Even if I give a movie an F or an A+, I’m willing to accept why someone else might love or hate that same feature. Even pictures I’ve found completely insufferable or life-changingly astonishing. I don’t like peanut butter, but why should I be concerned about someone who does like it on their toast, right? The Goldfinch is a harder case, though, because I seriously don’t understand its negative reception. I truly don’t.
The Goldfinch is the life story of Theodore Decker played by Oakes Fegley, a kid who’s no older than a preteen when his mother is killed in an explosion at the Metropolitan Museum of Art. The last thing she did with her son was talk to him about the painting known as The Goldfinch, a 350 year old painting that survived an explosion that killed its artist. Theo realizes in the wreckage, from a dying man, that this painting survived this explosion too, and feeling a connection to his mother from it, Theo takes it. What ensues is him having to come to terms with the fact his life’s changed forever, and whether it’s the generous and kind and slightly wan Mrs. Barbour (Nicole Kidman) or his estranged father Larry (Luke Wilson) and his new wife Xandra (Sarah Paulson), none of his new guardians can replicate his mother, and he doesn’t know if he’ll ever be a repaired kid.
Two-and-a-half hour dramas are like the riskiest of gambles.
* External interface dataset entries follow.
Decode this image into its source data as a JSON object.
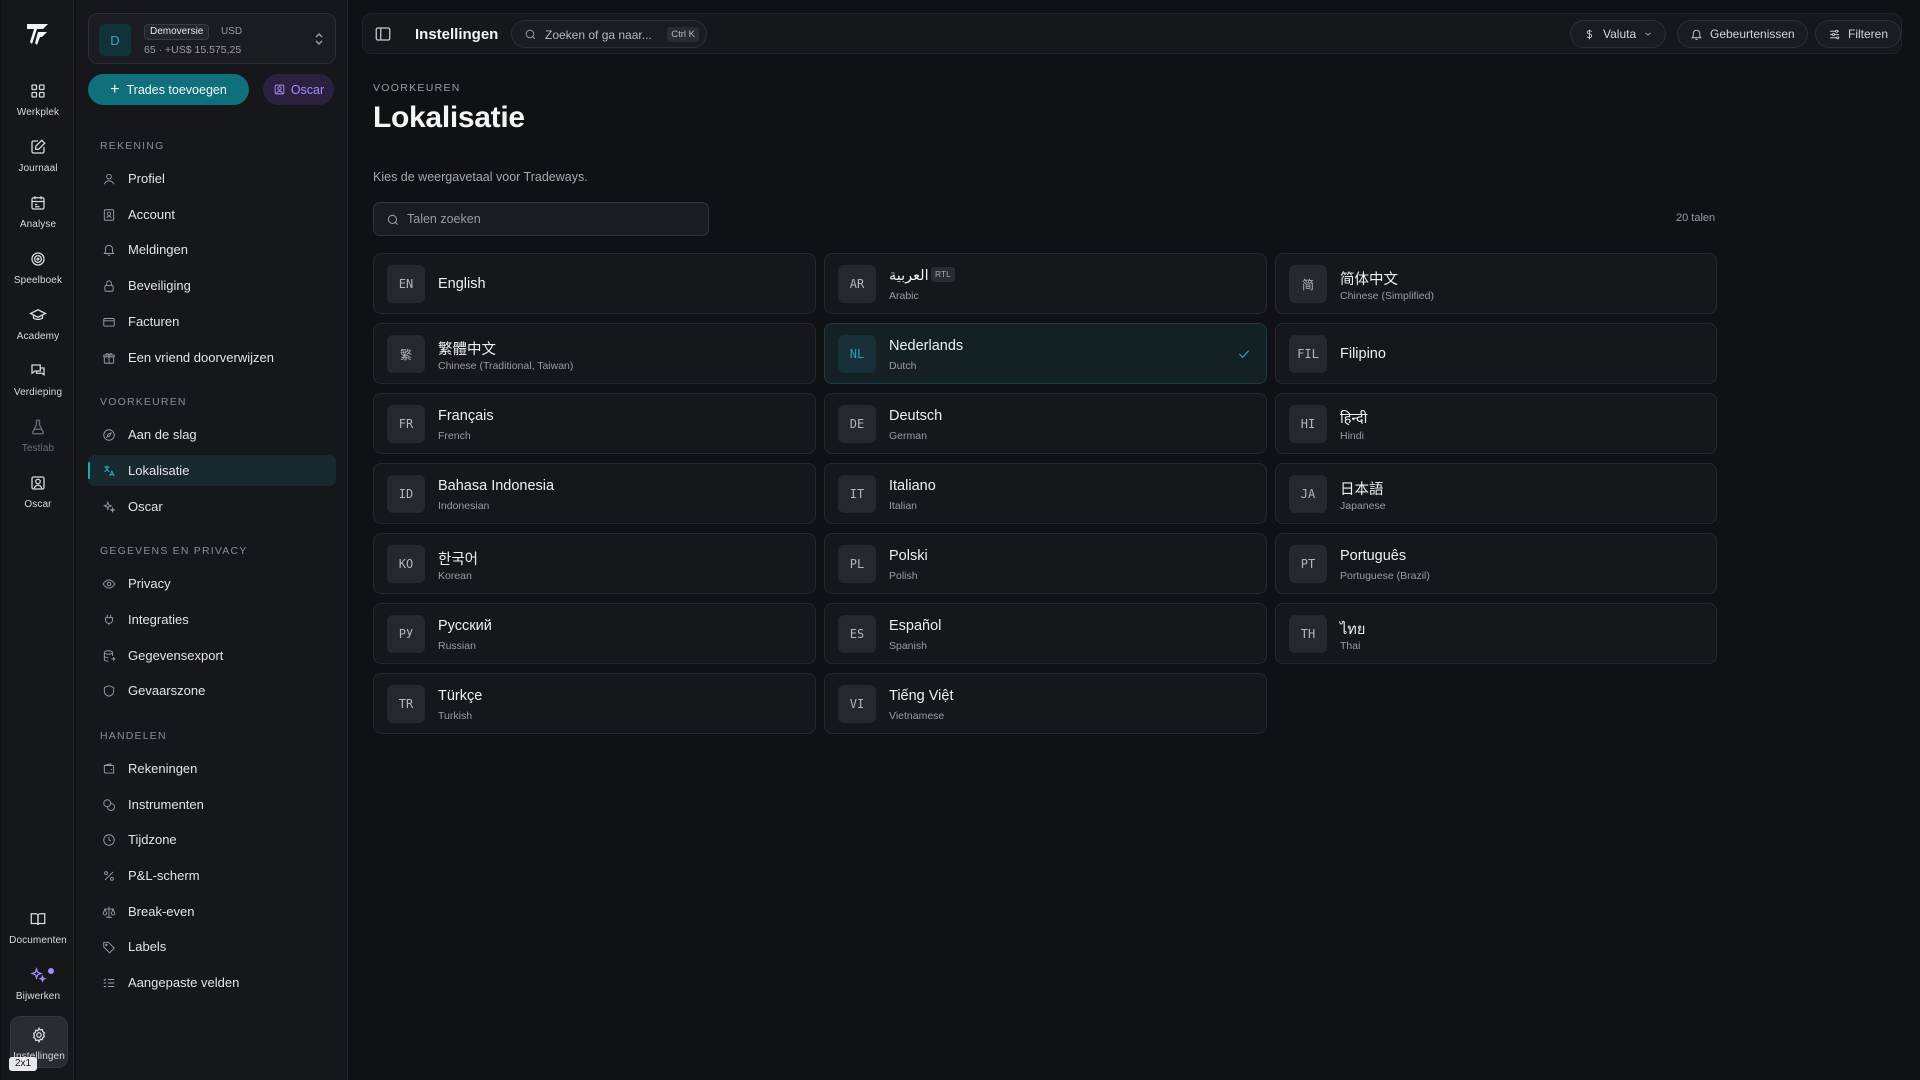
{
  "rail": {
    "items": [
      {
        "label": "Werkplek",
        "icon": "grid-icon"
      },
      {
        "label": "Journaal",
        "icon": "journal-edit-icon"
      },
      {
        "label": "Analyse",
        "icon": "calendar-icon"
      },
      {
        "label": "Speelboek",
        "icon": "target-icon"
      },
      {
        "label": "Academy",
        "icon": "graduation-cap-icon"
      },
      {
        "label": "Verdieping",
        "icon": "chat-bubbles-icon"
      },
      {
        "label": "Testlab",
        "icon": "flask-icon"
      },
      {
        "label": "Oscar",
        "icon": "user-square-icon"
      }
    ],
    "bottom": [
      {
        "label": "Documenten",
        "icon": "book-open-icon"
      },
      {
        "label": "Bijwerken",
        "icon": "sparkles-icon"
      },
      {
        "label": "Instellingen",
        "icon": "gear-icon"
      }
    ],
    "zoom_tag": "2x1"
  },
  "account": {
    "avatar": "D",
    "badge": "Demoversie",
    "currency": "USD",
    "balance": "65 · +US$ 15.575,25"
  },
  "actions": {
    "add_trades": "Trades toevoegen",
    "oscar": "Oscar"
  },
  "sidebar": {
    "sections": [
      {
        "title": "REKENING",
        "items": [
          "Profiel",
          "Account",
          "Meldingen",
          "Beveiliging",
          "Facturen",
          "Een vriend doorverwijzen"
        ]
      },
      {
        "title": "VOORKEUREN",
        "items": [
          "Aan de slag",
          "Lokalisatie",
          "Oscar"
        ]
      },
      {
        "title": "GEGEVENS EN PRIVACY",
        "items": [
          "Privacy",
          "Integraties",
          "Gegevensexport",
          "Gevaarszone"
        ]
      },
      {
        "title": "HANDELEN",
        "items": [
          "Rekeningen",
          "Instrumenten",
          "Tijdzone",
          "P&L-scherm",
          "Break-even",
          "Labels",
          "Aangepaste velden"
        ]
      }
    ],
    "active": "Lokalisatie"
  },
  "topbar": {
    "title": "Instellingen",
    "search_placeholder": "Zoeken of ga naar...",
    "shortcut": "Ctrl K",
    "currency_button": "Valuta",
    "events_button": "Gebeurtenissen",
    "filter_button": "Filteren"
  },
  "page": {
    "eyebrow": "VOORKEUREN",
    "title": "Lokalisatie",
    "description": "Kies de weergavetaal voor Tradeways.",
    "search_placeholder": "Talen zoeken",
    "count": "20 talen"
  },
  "languages": [
    {
      "code": "EN",
      "native": "English",
      "english": ""
    },
    {
      "code": "AR",
      "native": "العربية",
      "english": "Arabic",
      "rtl": "RTL"
    },
    {
      "code": "简",
      "native": "简体中文",
      "english": "Chinese (Simplified)"
    },
    {
      "code": "繁",
      "native": "繁體中文",
      "english": "Chinese (Traditional, Taiwan)"
    },
    {
      "code": "NL",
      "native": "Nederlands",
      "english": "Dutch",
      "selected": true
    },
    {
      "code": "FIL",
      "native": "Filipino",
      "english": ""
    },
    {
      "code": "FR",
      "native": "Français",
      "english": "French"
    },
    {
      "code": "DE",
      "native": "Deutsch",
      "english": "German"
    },
    {
      "code": "HI",
      "native": "हिन्दी",
      "english": "Hindi"
    },
    {
      "code": "ID",
      "native": "Bahasa Indonesia",
      "english": "Indonesian"
    },
    {
      "code": "IT",
      "native": "Italiano",
      "english": "Italian"
    },
    {
      "code": "JA",
      "native": "日本語",
      "english": "Japanese"
    },
    {
      "code": "KO",
      "native": "한국어",
      "english": "Korean"
    },
    {
      "code": "PL",
      "native": "Polski",
      "english": "Polish"
    },
    {
      "code": "PT",
      "native": "Português",
      "english": "Portuguese (Brazil)"
    },
    {
      "code": "РУ",
      "native": "Русский",
      "english": "Russian"
    },
    {
      "code": "ES",
      "native": "Español",
      "english": "Spanish"
    },
    {
      "code": "TH",
      "native": "ไทย",
      "english": "Thai"
    },
    {
      "code": "TR",
      "native": "Türkçe",
      "english": "Turkish"
    },
    {
      "code": "VI",
      "native": "Tiếng Việt",
      "english": "Vietnamese"
    }
  ],
  "colors": {
    "accent": "#0f6f7a",
    "accent_text": "#2e9eb2",
    "oscar": "#a78bfa",
    "background": "#101114"
  }
}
Just like how you earn or lose everything in those cases, you often either love them or curse them for draining the patience out of you. In fact, two and a half hours is pretty much my limit for how long I can take a movie unless I’m supremely interested in seeing it. So I almost passed on The Goldfinch until a friend of mine said her mother hated it. In that case, I guess the book must be golden.
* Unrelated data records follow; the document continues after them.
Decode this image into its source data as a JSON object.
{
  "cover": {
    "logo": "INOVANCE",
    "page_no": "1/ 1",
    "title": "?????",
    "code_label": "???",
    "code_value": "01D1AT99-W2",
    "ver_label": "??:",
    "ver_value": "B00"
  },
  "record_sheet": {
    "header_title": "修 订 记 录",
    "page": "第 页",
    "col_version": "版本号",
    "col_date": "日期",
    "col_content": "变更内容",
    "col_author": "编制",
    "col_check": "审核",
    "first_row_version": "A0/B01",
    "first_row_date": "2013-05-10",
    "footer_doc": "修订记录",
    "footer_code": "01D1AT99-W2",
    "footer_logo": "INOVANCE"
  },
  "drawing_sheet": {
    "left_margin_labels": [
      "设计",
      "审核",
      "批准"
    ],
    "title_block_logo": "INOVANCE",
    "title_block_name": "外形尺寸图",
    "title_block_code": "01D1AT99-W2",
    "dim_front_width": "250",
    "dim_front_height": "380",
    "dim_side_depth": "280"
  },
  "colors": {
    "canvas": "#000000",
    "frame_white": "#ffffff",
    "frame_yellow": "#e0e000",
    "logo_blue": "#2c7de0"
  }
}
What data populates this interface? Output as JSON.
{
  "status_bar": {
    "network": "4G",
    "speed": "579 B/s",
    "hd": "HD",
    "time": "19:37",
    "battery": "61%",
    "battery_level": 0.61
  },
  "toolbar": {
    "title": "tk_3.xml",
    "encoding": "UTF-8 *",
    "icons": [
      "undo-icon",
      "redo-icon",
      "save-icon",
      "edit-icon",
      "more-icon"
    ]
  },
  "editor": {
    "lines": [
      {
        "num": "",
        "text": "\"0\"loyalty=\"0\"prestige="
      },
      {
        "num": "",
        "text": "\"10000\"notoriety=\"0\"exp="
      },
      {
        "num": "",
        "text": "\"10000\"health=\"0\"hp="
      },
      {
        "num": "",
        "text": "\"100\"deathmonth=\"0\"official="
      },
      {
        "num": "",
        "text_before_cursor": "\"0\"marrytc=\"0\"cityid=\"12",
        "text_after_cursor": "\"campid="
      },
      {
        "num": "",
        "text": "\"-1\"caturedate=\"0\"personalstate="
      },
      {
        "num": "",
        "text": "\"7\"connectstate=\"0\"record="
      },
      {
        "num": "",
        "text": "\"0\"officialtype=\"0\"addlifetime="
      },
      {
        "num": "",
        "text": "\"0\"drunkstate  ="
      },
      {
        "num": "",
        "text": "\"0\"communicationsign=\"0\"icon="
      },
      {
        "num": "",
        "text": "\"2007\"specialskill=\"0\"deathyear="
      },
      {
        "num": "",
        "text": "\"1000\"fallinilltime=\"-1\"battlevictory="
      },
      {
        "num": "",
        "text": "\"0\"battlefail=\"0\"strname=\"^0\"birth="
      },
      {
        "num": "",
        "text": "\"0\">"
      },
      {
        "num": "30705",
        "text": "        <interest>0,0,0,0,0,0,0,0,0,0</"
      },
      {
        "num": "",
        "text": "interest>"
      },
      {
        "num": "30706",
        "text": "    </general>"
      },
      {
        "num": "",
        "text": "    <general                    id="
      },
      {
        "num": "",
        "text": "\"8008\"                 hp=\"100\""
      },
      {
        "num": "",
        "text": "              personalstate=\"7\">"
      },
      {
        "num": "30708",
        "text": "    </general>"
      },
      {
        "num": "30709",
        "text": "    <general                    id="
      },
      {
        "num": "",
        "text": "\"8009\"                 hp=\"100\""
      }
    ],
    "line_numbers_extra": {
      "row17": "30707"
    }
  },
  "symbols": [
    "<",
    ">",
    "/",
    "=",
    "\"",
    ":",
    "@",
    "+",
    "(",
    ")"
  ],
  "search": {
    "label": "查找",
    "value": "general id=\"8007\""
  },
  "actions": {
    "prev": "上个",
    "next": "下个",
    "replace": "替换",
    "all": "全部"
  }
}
The movie admittedly begins slowly. As Theo adjusts to life after the explosion, we’re given some talks about the famous art like the music of Glenn Gould and the subtle art, what goes into making homemade furniture. But this was uplifting in a way no one else can say; I’m related to Glenn Gould. If you don’t know who he is, he was known as Canada’s greatest pianist. Like me he had autism, and he loved the piano so much, not being able to play was the only suitable punishment from his parents if he was naughty, and he wore gloves at school to protect his hands from any sudden calamity.
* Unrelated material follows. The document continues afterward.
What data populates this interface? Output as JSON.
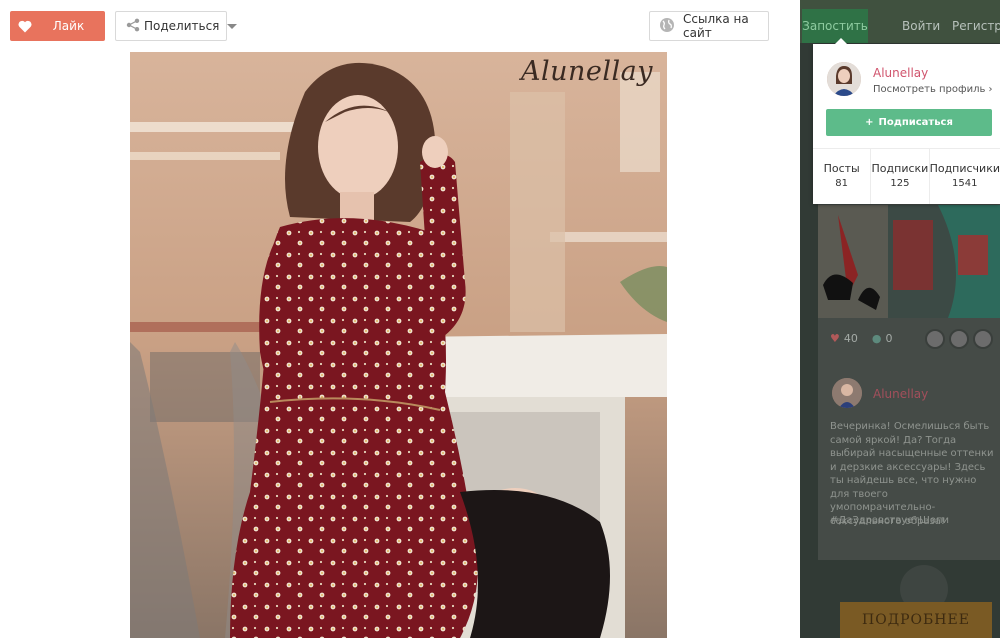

But back to the review. This movie bounces around times, Theo’s role constantly switching from Oakes Fegley to Ansel Elgort. Why it works is the movie is smart with knowing which plot points work best together in tangent and how to tell its story in a way that makes us anticipate what they’ll show us next. Displaying this story in chronological order would’ve made it anticlimactic when we get to Elgort as Theo all grown up, because some of the last scenes in the Fegley storyline are so special, so chilling, it wouldn’t have made sense to still have an hour and ten minutes left.
What amazed me so much was how much soul there was underneath the surface, and how you expect a fair amount of soul in the beginning because this is a drama but it ends up so much bigger. This is a movie that always has something on the go to sneakily captivate us, from the sneaky friendship with an outsider goth kid (Finn Wolfhard in a perfect Russian accent, but is actually apparently Ukrainian), to a twist of fate that makes the last forty minutes a pure marvel, not because everyone’s running and being chased, that’s not what happens. Because we care about the outcome and we have no idea (if you’ve read the novel, maybe not so much) if Theo will even stay alive or if he’ll get what we really hope he gets.
The Goldfinch arguably takes time to digest, and I’m in no hurry to watch the whole thing over again. But if you’re ready for a movie that tells a full complete story, you just might fall under its spell of hope and regret. It asks you what you would do in Theo’s grieving situation, of the desperation to cling to those who you loved who have departed. Be ready for a biggie and that biggie will be a sensational watch.
If you like this, I’d try Lion, starring Dev Patel